What Is a Structured Settlement?
You were seriously injured in a car accident. After several months, maybe years of litigation, your attorney tells you that she can settle the case for $2 million if you agree to a structured settlement. So what is a structured settlement? A structured settlement is an agreement between you and the defendant's insurance company in which you agree to dismiss your case in exchange for the insurer's agreement to provide you with periodic payments in the future. Instead of receiving the $2 million all at once, in what's called a "lump sum" payment, you will receive the money in partial payments over time. Is this a good idea for you?
It depends. The biggest advantage is that you will pay much less in taxes on the amount if it is a paid as a structured settlement. In some cases, the money could be tax-free. You can also arrange the payments to be made at a specified time in the future, such as a child's leaving for college. You can set aside a portion for payment of future medical bills if you will still be receiving treatment. If you have trouble managing your money, or will have problems with friends and relatives who may want to "share" in your settlement, a structured settlement could be a good idea.
The disadvantages are that you are relying on the insurance company or the company they purchase an annuity from to fund the settlement, to be in business for the rest of your life. If they go out of business, your settlement goes with it. If you die before receiving all of the funds, the remainder may not go to your estate or heirs. If you are financially savvy, or have good investment advisers, you could make more money by taking the lump sum settlement, paying the taxes, and investing the money yourself. Finally, if you change your mind, not all states allow you to sell your structured settlement for a lump sum. If you do sell, you will receive less money because the company buying it will be looking to make a profit from the sale.
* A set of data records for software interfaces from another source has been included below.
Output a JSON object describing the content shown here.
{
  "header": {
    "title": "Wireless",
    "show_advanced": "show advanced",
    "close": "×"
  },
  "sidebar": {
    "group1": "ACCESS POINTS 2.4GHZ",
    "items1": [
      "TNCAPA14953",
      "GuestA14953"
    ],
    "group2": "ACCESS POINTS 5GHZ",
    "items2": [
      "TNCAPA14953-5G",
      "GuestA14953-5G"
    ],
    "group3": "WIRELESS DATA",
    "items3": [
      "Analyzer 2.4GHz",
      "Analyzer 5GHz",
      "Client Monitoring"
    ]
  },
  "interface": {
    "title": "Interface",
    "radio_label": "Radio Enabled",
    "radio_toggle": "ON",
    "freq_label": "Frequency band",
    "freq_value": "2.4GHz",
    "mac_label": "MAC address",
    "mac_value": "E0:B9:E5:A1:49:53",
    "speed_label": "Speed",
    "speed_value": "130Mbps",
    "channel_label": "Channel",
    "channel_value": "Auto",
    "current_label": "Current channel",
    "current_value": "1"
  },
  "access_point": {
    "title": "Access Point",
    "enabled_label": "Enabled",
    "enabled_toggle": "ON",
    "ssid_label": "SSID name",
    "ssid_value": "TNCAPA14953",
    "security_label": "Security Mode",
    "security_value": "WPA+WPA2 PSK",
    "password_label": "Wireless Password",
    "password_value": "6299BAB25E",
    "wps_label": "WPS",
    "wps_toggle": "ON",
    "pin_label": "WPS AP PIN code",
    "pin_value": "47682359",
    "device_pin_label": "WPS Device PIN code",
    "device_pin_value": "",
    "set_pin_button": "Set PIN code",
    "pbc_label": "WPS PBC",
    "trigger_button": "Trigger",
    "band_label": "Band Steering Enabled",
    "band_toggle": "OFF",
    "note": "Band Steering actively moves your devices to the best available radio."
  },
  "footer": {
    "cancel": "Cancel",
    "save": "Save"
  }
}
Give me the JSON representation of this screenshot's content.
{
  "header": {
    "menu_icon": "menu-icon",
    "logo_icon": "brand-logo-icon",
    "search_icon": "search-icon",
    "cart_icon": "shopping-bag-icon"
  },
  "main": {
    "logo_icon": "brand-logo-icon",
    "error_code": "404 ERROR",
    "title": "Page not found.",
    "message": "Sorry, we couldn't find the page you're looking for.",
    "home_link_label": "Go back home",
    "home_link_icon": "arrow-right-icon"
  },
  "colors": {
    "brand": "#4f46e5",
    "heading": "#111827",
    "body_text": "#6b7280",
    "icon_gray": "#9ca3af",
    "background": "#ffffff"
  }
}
Be sure to examine all of the benefits and disadvantages of structured settlements closely with your attorney. What's good for one injured person isn't necessarily good for all.